▶ _Task requirements_
What is needed here is an exact printout of the data, with no pictures included.
○ ○ ○ ○ ○ ○ ○
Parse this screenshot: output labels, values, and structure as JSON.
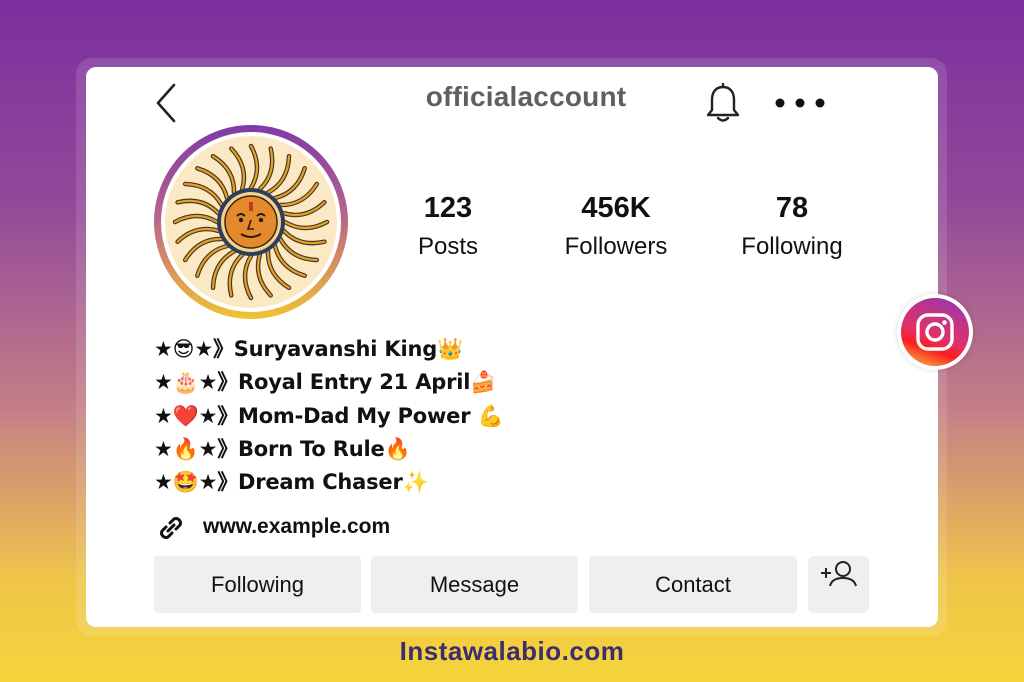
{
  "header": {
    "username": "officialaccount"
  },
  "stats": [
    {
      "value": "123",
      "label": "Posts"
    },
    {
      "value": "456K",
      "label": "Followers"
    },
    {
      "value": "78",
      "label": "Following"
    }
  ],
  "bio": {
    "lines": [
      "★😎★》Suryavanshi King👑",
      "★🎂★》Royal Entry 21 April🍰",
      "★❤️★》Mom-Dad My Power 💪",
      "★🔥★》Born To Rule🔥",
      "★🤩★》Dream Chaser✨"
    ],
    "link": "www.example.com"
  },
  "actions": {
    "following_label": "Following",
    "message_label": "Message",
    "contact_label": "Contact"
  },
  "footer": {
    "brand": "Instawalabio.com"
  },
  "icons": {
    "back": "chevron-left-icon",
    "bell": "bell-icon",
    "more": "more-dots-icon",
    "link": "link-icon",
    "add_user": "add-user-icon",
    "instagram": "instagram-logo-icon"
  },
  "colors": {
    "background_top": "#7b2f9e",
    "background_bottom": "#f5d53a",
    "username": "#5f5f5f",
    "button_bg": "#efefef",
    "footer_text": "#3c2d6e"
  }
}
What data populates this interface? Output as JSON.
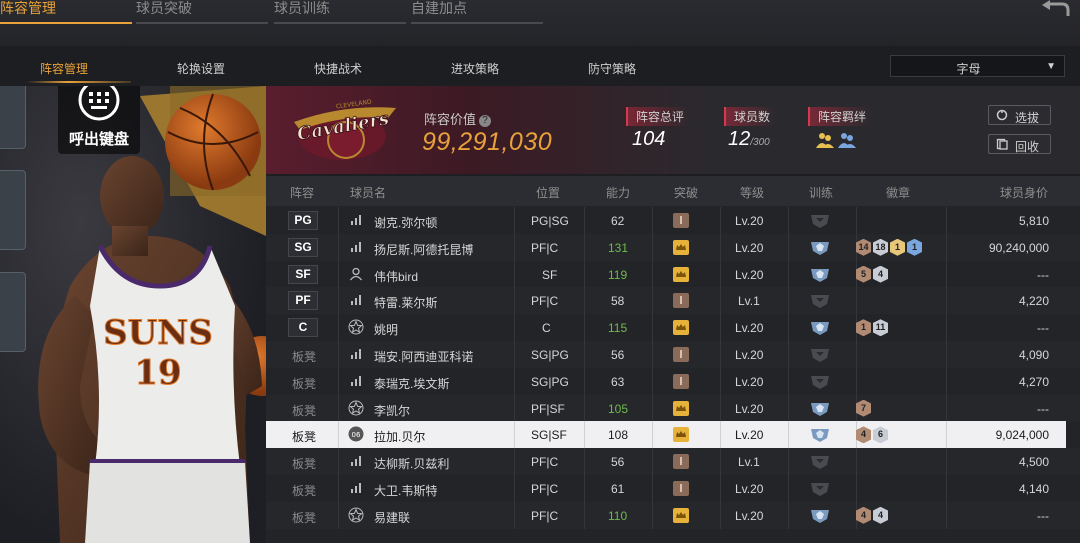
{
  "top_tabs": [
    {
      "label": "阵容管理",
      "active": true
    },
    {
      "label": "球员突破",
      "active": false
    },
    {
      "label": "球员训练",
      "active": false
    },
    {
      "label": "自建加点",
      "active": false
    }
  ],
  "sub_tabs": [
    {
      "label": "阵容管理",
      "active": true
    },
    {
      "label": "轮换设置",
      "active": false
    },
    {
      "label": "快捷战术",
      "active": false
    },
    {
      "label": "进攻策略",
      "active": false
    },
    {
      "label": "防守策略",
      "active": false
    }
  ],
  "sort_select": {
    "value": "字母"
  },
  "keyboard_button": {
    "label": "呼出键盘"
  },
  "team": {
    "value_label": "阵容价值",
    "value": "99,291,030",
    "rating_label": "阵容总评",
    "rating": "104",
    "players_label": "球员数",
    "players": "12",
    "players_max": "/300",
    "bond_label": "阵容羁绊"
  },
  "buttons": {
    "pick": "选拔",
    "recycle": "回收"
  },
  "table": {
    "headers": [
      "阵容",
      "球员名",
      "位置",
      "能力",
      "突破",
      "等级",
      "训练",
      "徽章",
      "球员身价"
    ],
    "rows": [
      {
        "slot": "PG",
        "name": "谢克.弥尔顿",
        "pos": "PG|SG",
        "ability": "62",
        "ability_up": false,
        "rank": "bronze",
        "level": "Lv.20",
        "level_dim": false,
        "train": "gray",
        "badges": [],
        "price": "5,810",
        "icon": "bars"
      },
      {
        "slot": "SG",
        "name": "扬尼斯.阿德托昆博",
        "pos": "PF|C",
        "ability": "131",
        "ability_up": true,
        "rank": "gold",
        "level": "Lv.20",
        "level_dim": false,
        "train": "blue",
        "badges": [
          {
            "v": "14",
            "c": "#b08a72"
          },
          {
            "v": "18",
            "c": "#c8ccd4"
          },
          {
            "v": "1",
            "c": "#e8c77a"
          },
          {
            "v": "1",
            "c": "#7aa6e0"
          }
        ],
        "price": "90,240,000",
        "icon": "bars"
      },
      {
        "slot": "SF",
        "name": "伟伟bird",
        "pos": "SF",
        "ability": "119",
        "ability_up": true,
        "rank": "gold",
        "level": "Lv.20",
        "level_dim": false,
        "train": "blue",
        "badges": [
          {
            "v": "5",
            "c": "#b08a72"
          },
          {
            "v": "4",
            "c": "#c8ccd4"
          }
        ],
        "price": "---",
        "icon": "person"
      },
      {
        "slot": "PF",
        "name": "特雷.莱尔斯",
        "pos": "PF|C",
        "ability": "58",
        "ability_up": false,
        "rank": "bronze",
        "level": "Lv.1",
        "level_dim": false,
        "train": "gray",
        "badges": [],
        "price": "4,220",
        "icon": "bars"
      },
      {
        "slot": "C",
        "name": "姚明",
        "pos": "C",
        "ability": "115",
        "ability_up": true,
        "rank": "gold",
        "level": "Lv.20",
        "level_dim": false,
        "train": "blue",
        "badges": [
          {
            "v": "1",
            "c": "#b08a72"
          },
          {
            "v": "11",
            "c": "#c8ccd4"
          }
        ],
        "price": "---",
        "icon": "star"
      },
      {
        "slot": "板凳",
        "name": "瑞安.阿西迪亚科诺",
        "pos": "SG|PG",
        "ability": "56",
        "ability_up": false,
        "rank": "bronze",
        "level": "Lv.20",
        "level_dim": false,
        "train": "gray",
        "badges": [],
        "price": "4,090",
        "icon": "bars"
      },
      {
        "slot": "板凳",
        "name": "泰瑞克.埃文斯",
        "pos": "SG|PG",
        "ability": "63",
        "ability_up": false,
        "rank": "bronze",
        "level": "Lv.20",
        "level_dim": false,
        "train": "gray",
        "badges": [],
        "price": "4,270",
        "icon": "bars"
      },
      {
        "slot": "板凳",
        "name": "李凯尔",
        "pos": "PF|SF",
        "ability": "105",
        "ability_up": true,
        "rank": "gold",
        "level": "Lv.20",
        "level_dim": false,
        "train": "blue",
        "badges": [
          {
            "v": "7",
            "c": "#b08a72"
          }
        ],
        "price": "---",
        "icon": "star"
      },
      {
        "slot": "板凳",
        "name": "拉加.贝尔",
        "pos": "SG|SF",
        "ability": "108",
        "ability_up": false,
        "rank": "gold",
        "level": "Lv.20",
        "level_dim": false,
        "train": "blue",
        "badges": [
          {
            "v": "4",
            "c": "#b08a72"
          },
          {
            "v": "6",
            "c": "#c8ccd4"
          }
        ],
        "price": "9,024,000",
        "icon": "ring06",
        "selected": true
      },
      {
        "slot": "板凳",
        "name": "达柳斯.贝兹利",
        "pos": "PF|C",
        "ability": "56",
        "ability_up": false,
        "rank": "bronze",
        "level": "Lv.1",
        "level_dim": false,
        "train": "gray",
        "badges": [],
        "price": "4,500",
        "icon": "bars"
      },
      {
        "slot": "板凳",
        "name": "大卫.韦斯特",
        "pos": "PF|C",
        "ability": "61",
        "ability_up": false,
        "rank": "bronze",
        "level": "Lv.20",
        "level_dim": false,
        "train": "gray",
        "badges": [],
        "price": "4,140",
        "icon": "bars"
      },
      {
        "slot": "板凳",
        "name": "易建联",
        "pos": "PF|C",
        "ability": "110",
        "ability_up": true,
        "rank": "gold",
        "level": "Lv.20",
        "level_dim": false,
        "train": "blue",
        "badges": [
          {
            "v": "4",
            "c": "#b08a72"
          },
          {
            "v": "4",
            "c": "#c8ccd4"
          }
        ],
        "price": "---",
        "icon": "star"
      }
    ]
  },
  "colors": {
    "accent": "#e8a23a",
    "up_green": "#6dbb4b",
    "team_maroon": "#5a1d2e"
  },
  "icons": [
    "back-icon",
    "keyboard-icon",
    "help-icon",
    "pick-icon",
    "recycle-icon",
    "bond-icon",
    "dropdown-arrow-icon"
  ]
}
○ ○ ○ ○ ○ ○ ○
▶ _Solution to this task_
Parse this screenshot: output labels, values, and structure as JSON.
{
  "header": {
    "username": "officialaccount"
  },
  "stats": [
    {
      "value": "123",
      "label": "Posts"
    },
    {
      "value": "456K",
      "label": "Followers"
    },
    {
      "value": "78",
      "label": "Following"
    }
  ],
  "bio": {
    "lines": [
      "★😎★》Suryavanshi King👑",
      "★🎂★》Royal Entry 21 April🍰",
      "★❤️★》Mom-Dad My Power 💪",
      "★🔥★》Born To Rule🔥",
      "★🤩★》Dream Chaser✨"
    ],
    "link": "www.example.com"
  },
  "actions": {
    "following_label": "Following",
    "message_label": "Message",
    "contact_label": "Contact"
  },
  "footer": {
    "brand": "Instawalabio.com"
  },
  "icons": {
    "back": "chevron-left-icon",
    "bell": "bell-icon",
    "more": "more-dots-icon",
    "link": "link-icon",
    "add_user": "add-user-icon",
    "instagram": "instagram-logo-icon"
  },
  "colors": {
    "background_top": "#7b2f9e",
    "background_bottom": "#f5d53a",
    "username": "#5f5f5f",
    "button_bg": "#efefef",
    "footer_text": "#3c2d6e"
  }
}
What data populates this interface? Output as JSON.
{
  "top_tabs": [
    {
      "label": "阵容管理",
      "active": true
    },
    {
      "label": "球员突破",
      "active": false
    },
    {
      "label": "球员训练",
      "active": false
    },
    {
      "label": "自建加点",
      "active": false
    }
  ],
  "sub_tabs": [
    {
      "label": "阵容管理",
      "active": true
    },
    {
      "label": "轮换设置",
      "active": false
    },
    {
      "label": "快捷战术",
      "active": false
    },
    {
      "label": "进攻策略",
      "active": false
    },
    {
      "label": "防守策略",
      "active": false
    }
  ],
  "sort_select": {
    "value": "字母"
  },
  "keyboard_button": {
    "label": "呼出键盘"
  },
  "team": {
    "value_label": "阵容价值",
    "value": "99,291,030",
    "rating_label": "阵容总评",
    "rating": "104",
    "players_label": "球员数",
    "players": "12",
    "players_max": "/300",
    "bond_label": "阵容羁绊"
  },
  "buttons": {
    "pick": "选拔",
    "recycle": "回收"
  },
  "table": {
    "headers": [
      "阵容",
      "球员名",
      "位置",
      "能力",
      "突破",
      "等级",
      "训练",
      "徽章",
      "球员身价"
    ],
    "rows": [
      {
        "slot": "PG",
        "name": "谢克.弥尔顿",
        "pos": "PG|SG",
        "ability": "62",
        "ability_up": false,
        "rank": "bronze",
        "level": "Lv.20",
        "level_dim": false,
        "train": "gray",
        "badges": [],
        "price": "5,810",
        "icon": "bars"
      },
      {
        "slot": "SG",
        "name": "扬尼斯.阿德托昆博",
        "pos": "PF|C",
        "ability": "131",
        "ability_up": true,
        "rank": "gold",
        "level": "Lv.20",
        "level_dim": false,
        "train": "blue",
        "badges": [
          {
            "v": "14",
            "c": "#b08a72"
          },
          {
            "v": "18",
            "c": "#c8ccd4"
          },
          {
            "v": "1",
            "c": "#e8c77a"
          },
          {
            "v": "1",
            "c": "#7aa6e0"
          }
        ],
        "price": "90,240,000",
        "icon": "bars"
      },
      {
        "slot": "SF",
        "name": "伟伟bird",
        "pos": "SF",
        "ability": "119",
        "ability_up": true,
        "rank": "gold",
        "level": "Lv.20",
        "level_dim": false,
        "train": "blue",
        "badges": [
          {
            "v": "5",
            "c": "#b08a72"
          },
          {
            "v": "4",
            "c": "#c8ccd4"
          }
        ],
        "price": "---",
        "icon": "person"
      },
      {
        "slot": "PF",
        "name": "特雷.莱尔斯",
        "pos": "PF|C",
        "ability": "58",
        "ability_up": false,
        "rank": "bronze",
        "level": "Lv.1",
        "level_dim": false,
        "train": "gray",
        "badges": [],
        "price": "4,220",
        "icon": "bars"
      },
      {
        "slot": "C",
        "name": "姚明",
        "pos": "C",
        "ability": "115",
        "ability_up": true,
        "rank": "gold",
        "level": "Lv.20",
        "level_dim": false,
        "train": "blue",
        "badges": [
          {
            "v": "1",
            "c": "#b08a72"
          },
          {
            "v": "11",
            "c": "#c8ccd4"
          }
        ],
        "price": "---",
        "icon": "star"
      },
      {
        "slot": "板凳",
        "name": "瑞安.阿西迪亚科诺",
        "pos": "SG|PG",
        "ability": "56",
        "ability_up": false,
        "rank": "bronze",
        "level": "Lv.20",
        "level_dim": false,
        "train": "gray",
        "badges": [],
        "price": "4,090",
        "icon": "bars"
      },
      {
        "slot": "板凳",
        "name": "泰瑞克.埃文斯",
        "pos": "SG|PG",
        "ability": "63",
        "ability_up": false,
        "rank": "bronze",
        "level": "Lv.20",
        "level_dim": false,
        "train": "gray",
        "badges": [],
        "price": "4,270",
        "icon": "bars"
      },
      {
        "slot": "板凳",
        "name": "李凯尔",
        "pos": "PF|SF",
        "ability": "105",
        "ability_up": true,
        "rank": "gold",
        "level": "Lv.20",
        "level_dim": false,
        "train": "blue",
        "badges": [
          {
            "v": "7",
            "c": "#b08a72"
          }
        ],
        "price": "---",
        "icon": "star"
      },
      {
        "slot": "板凳",
        "name": "拉加.贝尔",
        "pos": "SG|SF",
        "ability": "108",
        "ability_up": false,
        "rank": "gold",
        "level": "Lv.20",
        "level_dim": false,
        "train": "blue",
        "badges": [
          {
            "v": "4",
            "c": "#b08a72"
          },
          {
            "v": "6",
            "c": "#c8ccd4"
          }
        ],
        "price": "9,024,000",
        "icon": "ring06",
        "selected": true
      },
      {
        "slot": "板凳",
        "name": "达柳斯.贝兹利",
        "pos": "PF|C",
        "ability": "56",
        "ability_up": false,
        "rank": "bronze",
        "level": "Lv.1",
        "level_dim": false,
        "train": "gray",
        "badges": [],
        "price": "4,500",
        "icon": "bars"
      },
      {
        "slot": "板凳",
        "name": "大卫.韦斯特",
        "pos": "PF|C",
        "ability": "61",
        "ability_up": false,
        "rank": "bronze",
        "level": "Lv.20",
        "level_dim": false,
        "train": "gray",
        "badges": [],
        "price": "4,140",
        "icon": "bars"
      },
      {
        "slot": "板凳",
        "name": "易建联",
        "pos": "PF|C",
        "ability": "110",
        "ability_up": true,
        "rank": "gold",
        "level": "Lv.20",
        "level_dim": false,
        "train": "blue",
        "badges": [
          {
            "v": "4",
            "c": "#b08a72"
          },
          {
            "v": "4",
            "c": "#c8ccd4"
          }
        ],
        "price": "---",
        "icon": "star"
      }
    ]
  },
  "colors": {
    "accent": "#e8a23a",
    "up_green": "#6dbb4b",
    "team_maroon": "#5a1d2e"
  },
  "icons": [
    "back-icon",
    "keyboard-icon",
    "help-icon",
    "pick-icon",
    "recycle-icon",
    "bond-icon",
    "dropdown-arrow-icon"
  ]
}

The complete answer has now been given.